James Russell

Governance

BOARD CHAIR

Carol M. Taylor

BOARD LEADERSHIP PRACTICES

GuideStar worked with BoardSource, the national leader in nonprofit board leadership and governance, to create this section, which enables organizations and donors to transparently share information about essential board leadership practices. Self-reported by organization

Yes

BOARD ORIENTATION & EDUCATION

Does the board conduct a formal orientation for new board members and require all board members to sign a written agreement regarding their roles, responsibilities, and expectations?

Yes

CEO OVERSIGHT

Has the board conducted a formal, written assessment of the chief executive within the past year?

Yes

ETHICS & TRANSPARENCY

Have the board and senior staff reviewed the conflict-of-interest policy and completed and signed disclosure statements in the past year?

Yes

BOARD COMPOSITION

Does the board ensure an inclusive board member recruitment process that results in diversity of thought and leadership?

Yes

BOARD PERFORMANCE

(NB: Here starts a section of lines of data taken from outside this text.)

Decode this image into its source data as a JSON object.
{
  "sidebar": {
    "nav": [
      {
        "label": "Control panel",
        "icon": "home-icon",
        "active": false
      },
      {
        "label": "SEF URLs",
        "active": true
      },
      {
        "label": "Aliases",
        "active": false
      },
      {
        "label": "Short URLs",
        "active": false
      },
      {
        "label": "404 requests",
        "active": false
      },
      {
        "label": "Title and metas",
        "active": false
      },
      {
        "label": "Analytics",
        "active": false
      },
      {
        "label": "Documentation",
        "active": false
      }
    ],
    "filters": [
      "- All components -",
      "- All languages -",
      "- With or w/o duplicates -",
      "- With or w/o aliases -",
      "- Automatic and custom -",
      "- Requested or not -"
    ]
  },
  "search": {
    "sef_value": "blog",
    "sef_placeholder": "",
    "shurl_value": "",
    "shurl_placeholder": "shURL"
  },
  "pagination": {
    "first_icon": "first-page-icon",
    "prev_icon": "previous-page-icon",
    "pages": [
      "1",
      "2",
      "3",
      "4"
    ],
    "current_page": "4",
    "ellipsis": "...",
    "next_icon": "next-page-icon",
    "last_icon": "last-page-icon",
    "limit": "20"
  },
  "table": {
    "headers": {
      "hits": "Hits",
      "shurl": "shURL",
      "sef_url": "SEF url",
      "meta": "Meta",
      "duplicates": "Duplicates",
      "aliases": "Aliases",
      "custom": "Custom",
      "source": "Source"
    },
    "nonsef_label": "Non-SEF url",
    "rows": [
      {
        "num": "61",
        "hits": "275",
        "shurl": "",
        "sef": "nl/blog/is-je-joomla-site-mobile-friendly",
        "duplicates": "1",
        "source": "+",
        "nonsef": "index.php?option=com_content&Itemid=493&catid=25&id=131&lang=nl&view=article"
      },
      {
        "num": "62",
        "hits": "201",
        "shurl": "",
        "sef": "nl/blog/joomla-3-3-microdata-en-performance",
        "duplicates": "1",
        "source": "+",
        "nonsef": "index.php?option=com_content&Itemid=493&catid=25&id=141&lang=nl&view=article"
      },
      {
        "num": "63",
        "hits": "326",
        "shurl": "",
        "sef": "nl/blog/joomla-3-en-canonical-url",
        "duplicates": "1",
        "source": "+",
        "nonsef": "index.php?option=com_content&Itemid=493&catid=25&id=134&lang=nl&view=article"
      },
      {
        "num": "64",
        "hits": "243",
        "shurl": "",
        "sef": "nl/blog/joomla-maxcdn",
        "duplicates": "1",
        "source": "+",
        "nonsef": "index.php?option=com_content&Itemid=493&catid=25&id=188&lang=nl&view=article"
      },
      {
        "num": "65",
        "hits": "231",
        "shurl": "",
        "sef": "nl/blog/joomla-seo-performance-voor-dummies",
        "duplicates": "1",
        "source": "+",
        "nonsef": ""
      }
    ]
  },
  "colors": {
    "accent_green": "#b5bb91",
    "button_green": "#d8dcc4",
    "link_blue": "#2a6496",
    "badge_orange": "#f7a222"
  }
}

Has the board conducted a formal, written self-assessment of its performance within the past three years?